* [DIRECTIONS]: Search the records for the string "режиме" and copy every line where it turns up.

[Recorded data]

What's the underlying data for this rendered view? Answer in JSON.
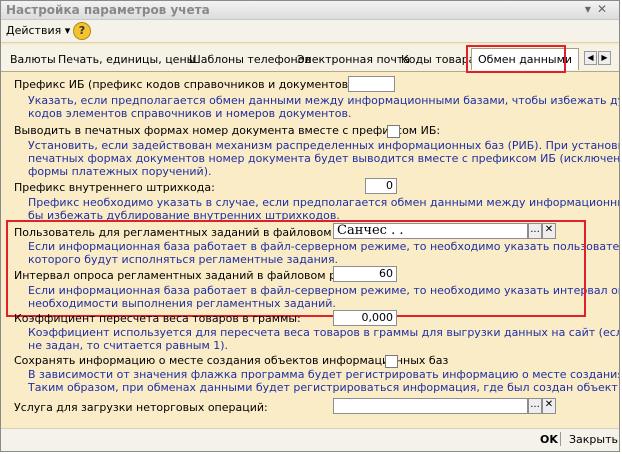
{
  "window": {
    "title": "Настройка параметров учета",
    "minimize_label": "▾",
    "close_label": "✕"
  },
  "toolbar": {
    "actions_label": "Действия ▾",
    "help_label": "?"
  },
  "tabs": [
    "Валюты",
    "Печать, единицы, цены",
    "Шаблоны телефонов",
    "Электронная почта",
    "Коды товара",
    "Обмен данными"
  ],
  "tab_nav": {
    "prev": "◀",
    "next": "▶"
  },
  "settings": {
    "prefix_ib": {
      "label": "Префикс ИБ (префикс кодов справочников и документов):",
      "value": "",
      "hint": [
        "Указать, если предполагается обмен данными между информационными базами, чтобы избежать дублирования",
        "кодов элементов справочников и номеров документов."
      ]
    },
    "print_prefix": {
      "label": "Выводить в печатных формах номер документа вместе с префиксом ИБ:",
      "hint": [
        "Установить, если задействован механизм распределенных информационных баз (РИБ). При установке флага в",
        "печатных формах документов  номер документа будет выводится вместе с префиксом ИБ (исключение - печатные",
        "формы платежных поручений)."
      ]
    },
    "barcode_prefix": {
      "label": "Префикс внутреннего штрихкода:",
      "value": "0",
      "hint": [
        "Префикс необходимо указать в случае, если предполагается обмен данными между информационными базами, что",
        "бы избежать дублирование внутренних штрихкодов."
      ]
    },
    "reg_user": {
      "label": "Пользователь для регламентных заданий в файловом режиме:",
      "value": "Санчес . .",
      "select_btn": "...",
      "clear_btn": "✕",
      "hint": [
        "Если информационная база работает в файл-серверном режиме, то необходимо указать пользователя при работе",
        "которого будут исполняться регламентные задания."
      ]
    },
    "poll_interval": {
      "label": "Интервал опроса регламентных заданий в файловом режиме:",
      "value": "60",
      "hint": [
        "Если информационная база работает в файл-серверном режиме, то необходимо указать интервал опроса",
        "необходимости выполнения регламентных заданий."
      ]
    },
    "weight_coef": {
      "label": "Коэффициент пересчета веса товаров в граммы:",
      "value": "0,000",
      "hint": [
        "Коэффициент используется для пересчета веса товаров в граммы для выгрузки данных на сайт (если коэффициент",
        "не задан, то считается равным 1)."
      ]
    },
    "save_place": {
      "label": "Сохранять информацию о месте создания объектов информационных баз",
      "hint": [
        "В зависимости от значения флажка программа будет регистрировать информацию о месте создания объектов.",
        "Таким образом, при обменах данными будет регистрироваться информация, где был создан объект."
      ]
    },
    "service": {
      "label": "Услуга для загрузки неторговых операций:",
      "value": "",
      "select_btn": "...",
      "clear_btn": "✕"
    }
  },
  "footer": {
    "ok_label": "OK",
    "close_label": "Закрыть"
  }
}
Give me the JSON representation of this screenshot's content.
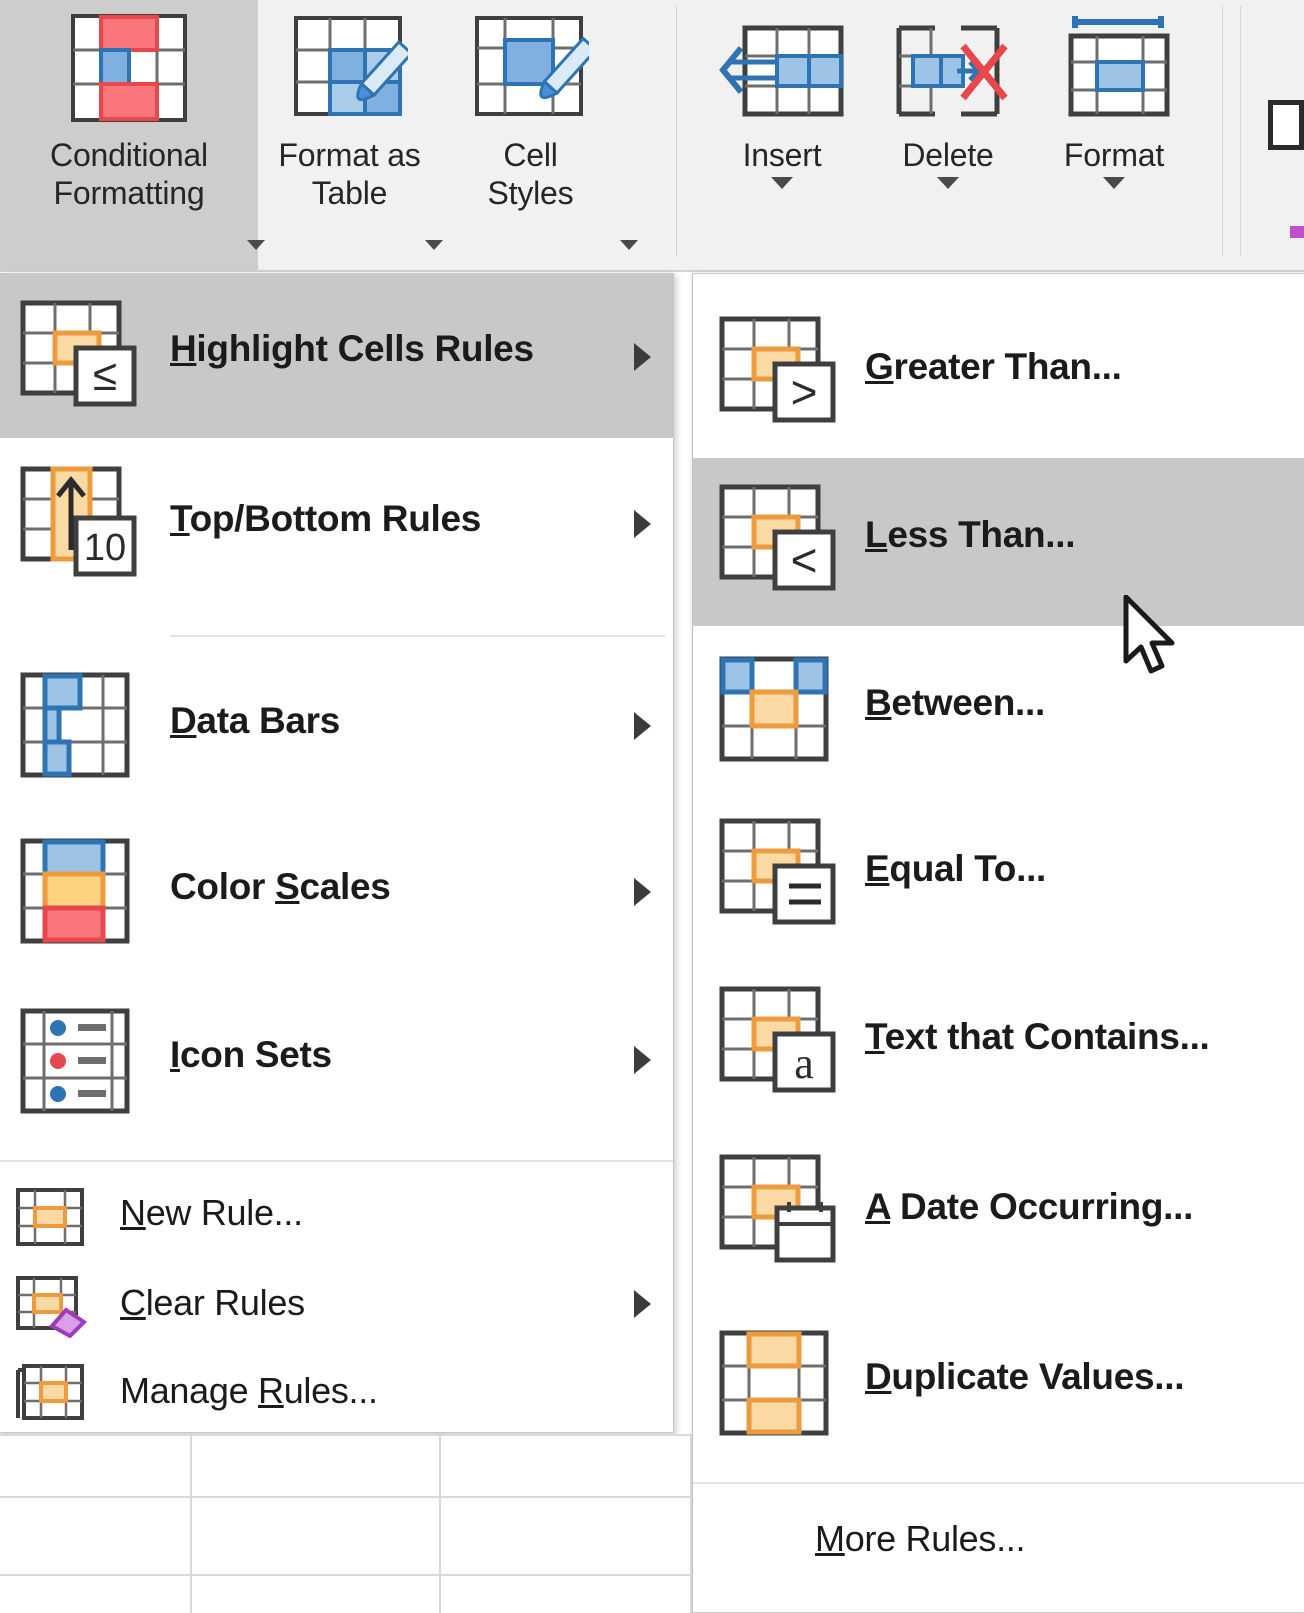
{
  "ribbon": {
    "buttons": [
      {
        "id": "conditional-formatting",
        "label": "Conditional\nFormatting",
        "icon": "conditional-formatting-icon",
        "has_caret_inline": true,
        "active": true
      },
      {
        "id": "format-as-table",
        "label": "Format as\nTable",
        "icon": "format-as-table-icon",
        "has_caret_inline": true,
        "active": false
      },
      {
        "id": "cell-styles",
        "label": "Cell\nStyles",
        "icon": "cell-styles-icon",
        "has_caret_inline": true,
        "active": false
      },
      {
        "id": "insert",
        "label": "Insert",
        "icon": "insert-cells-icon",
        "has_caret_below": true,
        "active": false
      },
      {
        "id": "delete",
        "label": "Delete",
        "icon": "delete-cells-icon",
        "has_caret_below": true,
        "active": false
      },
      {
        "id": "format",
        "label": "Format",
        "icon": "format-cells-icon",
        "has_caret_below": true,
        "active": false
      }
    ]
  },
  "main_menu": {
    "items": [
      {
        "id": "highlight-cells-rules",
        "label": "Highlight Cells Rules",
        "accel": "H",
        "icon": "highlight-cells-rules-icon",
        "submenu": true,
        "highlighted": true
      },
      {
        "id": "top-bottom-rules",
        "label": "Top/Bottom Rules",
        "accel": "T",
        "icon": "top-bottom-rules-icon",
        "submenu": true,
        "highlighted": false
      },
      {
        "id": "data-bars",
        "label": "Data Bars",
        "accel": "D",
        "icon": "data-bars-icon",
        "submenu": true,
        "highlighted": false
      },
      {
        "id": "color-scales",
        "label": "Color Scales",
        "accel": "S",
        "icon": "color-scales-icon",
        "submenu": true,
        "highlighted": false
      },
      {
        "id": "icon-sets",
        "label": "Icon Sets",
        "accel": "I",
        "icon": "icon-sets-icon",
        "submenu": true,
        "highlighted": false
      },
      {
        "id": "new-rule",
        "label": "New Rule...",
        "accel": "N",
        "icon": "new-rule-icon",
        "submenu": false,
        "highlighted": false
      },
      {
        "id": "clear-rules",
        "label": "Clear Rules",
        "accel": "C",
        "icon": "clear-rules-icon",
        "submenu": true,
        "highlighted": false
      },
      {
        "id": "manage-rules",
        "label": "Manage Rules...",
        "accel": "R",
        "icon": "manage-rules-icon",
        "submenu": false,
        "highlighted": false
      }
    ]
  },
  "sub_menu": {
    "items": [
      {
        "id": "greater-than",
        "label": "Greater Than...",
        "accel": "G",
        "icon": "greater-than-icon",
        "highlighted": false
      },
      {
        "id": "less-than",
        "label": "Less Than...",
        "accel": "L",
        "icon": "less-than-icon",
        "highlighted": true
      },
      {
        "id": "between",
        "label": "Between...",
        "accel": "B",
        "icon": "between-icon",
        "highlighted": false
      },
      {
        "id": "equal-to",
        "label": "Equal To...",
        "accel": "E",
        "icon": "equal-to-icon",
        "highlighted": false
      },
      {
        "id": "text-that-contains",
        "label": "Text that Contains...",
        "accel": "T",
        "icon": "text-that-contains-icon",
        "highlighted": false
      },
      {
        "id": "a-date-occurring",
        "label": "A Date Occurring...",
        "accel": "A",
        "icon": "a-date-occurring-icon",
        "highlighted": false
      },
      {
        "id": "duplicate-values",
        "label": "Duplicate Values...",
        "accel": "D",
        "icon": "duplicate-values-icon",
        "highlighted": false
      },
      {
        "id": "more-rules",
        "label": "More Rules...",
        "accel": "M",
        "icon": "",
        "highlighted": false
      }
    ]
  },
  "colors": {
    "accent_orange": "#ED9B3C",
    "fill_orange": "#FBD9A5",
    "accent_blue": "#4A90D9",
    "fill_blue": "#9DC3E6",
    "accent_red": "#E8484B",
    "fill_red": "#F9777A",
    "fill_yellow": "#FBD381",
    "purple": "#A03BB9",
    "grid_stroke": "#3F3F3F",
    "highlight_bg": "#C8C8C8",
    "menu_bg": "#FFFFFF",
    "ribbon_bg": "#F1F1F1"
  }
}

* [TASK OUTPUT]:
      "label": "Пользователь для регламентных заданий в файловом режиме:",
        "Если информационная база работает в файл-серверном режиме, то необходимо указать пользователя при работе",
      "label": "Интервал опроса регламентных заданий в файловом режиме:",
        "Если информационная база работает в файл-серверном режиме, то необходимо указать интервал опроса",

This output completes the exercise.